◆ What is needed
Repeat the data verbatim.

Excerpts from an interface dataset
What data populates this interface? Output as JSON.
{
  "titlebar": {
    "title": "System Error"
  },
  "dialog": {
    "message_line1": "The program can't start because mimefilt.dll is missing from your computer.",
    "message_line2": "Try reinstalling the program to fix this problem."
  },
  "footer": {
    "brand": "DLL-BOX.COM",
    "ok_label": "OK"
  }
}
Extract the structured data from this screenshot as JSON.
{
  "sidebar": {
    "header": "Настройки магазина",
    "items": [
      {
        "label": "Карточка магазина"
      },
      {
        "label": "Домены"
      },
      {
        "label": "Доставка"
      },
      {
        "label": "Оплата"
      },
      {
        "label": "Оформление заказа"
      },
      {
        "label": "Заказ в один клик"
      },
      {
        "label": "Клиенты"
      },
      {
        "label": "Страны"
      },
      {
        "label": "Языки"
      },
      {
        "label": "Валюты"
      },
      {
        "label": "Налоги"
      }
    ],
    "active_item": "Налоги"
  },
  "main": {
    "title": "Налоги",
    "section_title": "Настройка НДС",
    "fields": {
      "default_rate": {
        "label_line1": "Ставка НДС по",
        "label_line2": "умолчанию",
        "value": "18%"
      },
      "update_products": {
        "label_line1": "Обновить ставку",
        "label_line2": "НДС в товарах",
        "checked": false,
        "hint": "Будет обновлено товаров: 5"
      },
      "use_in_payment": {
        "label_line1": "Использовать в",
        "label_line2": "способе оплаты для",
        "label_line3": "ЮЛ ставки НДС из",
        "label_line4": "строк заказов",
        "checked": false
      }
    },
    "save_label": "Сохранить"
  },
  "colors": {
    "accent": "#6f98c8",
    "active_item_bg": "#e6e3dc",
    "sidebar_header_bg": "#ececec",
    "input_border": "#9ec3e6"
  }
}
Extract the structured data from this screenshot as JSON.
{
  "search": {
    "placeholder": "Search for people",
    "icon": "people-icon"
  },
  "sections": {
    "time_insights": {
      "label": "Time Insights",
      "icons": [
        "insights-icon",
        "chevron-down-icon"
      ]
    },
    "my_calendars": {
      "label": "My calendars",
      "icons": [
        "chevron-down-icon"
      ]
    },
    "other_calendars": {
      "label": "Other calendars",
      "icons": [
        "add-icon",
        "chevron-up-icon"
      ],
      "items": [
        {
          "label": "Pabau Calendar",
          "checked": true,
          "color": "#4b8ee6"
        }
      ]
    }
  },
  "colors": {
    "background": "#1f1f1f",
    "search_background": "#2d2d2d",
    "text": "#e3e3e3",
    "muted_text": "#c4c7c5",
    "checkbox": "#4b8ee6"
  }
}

◆ Answer space
What data populates this interface? Output as JSON.
{
  "titlebar": {
    "title": "System Error"
  },
  "dialog": {
    "message_line1": "The program can't start because mimefilt.dll is missing from your computer.",
    "message_line2": "Try reinstalling the program to fix this problem."
  },
  "footer": {
    "brand": "DLL-BOX.COM",
    "ok_label": "OK"
  }
}
Extract the structured data from this screenshot as JSON.
{
  "sidebar": {
    "header": "Настройки магазина",
    "items": [
      {
        "label": "Карточка магазина"
      },
      {
        "label": "Домены"
      },
      {
        "label": "Доставка"
      },
      {
        "label": "Оплата"
      },
      {
        "label": "Оформление заказа"
      },
      {
        "label": "Заказ в один клик"
      },
      {
        "label": "Клиенты"
      },
      {
        "label": "Страны"
      },
      {
        "label": "Языки"
      },
      {
        "label": "Валюты"
      },
      {
        "label": "Налоги"
      }
    ],
    "active_item": "Налоги"
  },
  "main": {
    "title": "Налоги",
    "section_title": "Настройка НДС",
    "fields": {
      "default_rate": {
        "label_line1": "Ставка НДС по",
        "label_line2": "умолчанию",
        "value": "18%"
      },
      "update_products": {
        "label_line1": "Обновить ставку",
        "label_line2": "НДС в товарах",
        "checked": false,
        "hint": "Будет обновлено товаров: 5"
      },
      "use_in_payment": {
        "label_line1": "Использовать в",
        "label_line2": "способе оплаты для",
        "label_line3": "ЮЛ ставки НДС из",
        "label_line4": "строк заказов",
        "checked": false
      }
    },
    "save_label": "Сохранить"
  },
  "colors": {
    "accent": "#6f98c8",
    "active_item_bg": "#e6e3dc",
    "sidebar_header_bg": "#ececec",
    "input_border": "#9ec3e6"
  }
}
Extract the structured data from this screenshot as JSON.
{
  "search": {
    "placeholder": "Search for people",
    "icon": "people-icon"
  },
  "sections": {
    "time_insights": {
      "label": "Time Insights",
      "icons": [
        "insights-icon",
        "chevron-down-icon"
      ]
    },
    "my_calendars": {
      "label": "My calendars",
      "icons": [
        "chevron-down-icon"
      ]
    },
    "other_calendars": {
      "label": "Other calendars",
      "icons": [
        "add-icon",
        "chevron-up-icon"
      ],
      "items": [
        {
          "label": "Pabau Calendar",
          "checked": true,
          "color": "#4b8ee6"
        }
      ]
    }
  },
  "colors": {
    "background": "#1f1f1f",
    "search_background": "#2d2d2d",
    "text": "#e3e3e3",
    "muted_text": "#c4c7c5",
    "checkbox": "#4b8ee6"
  }
}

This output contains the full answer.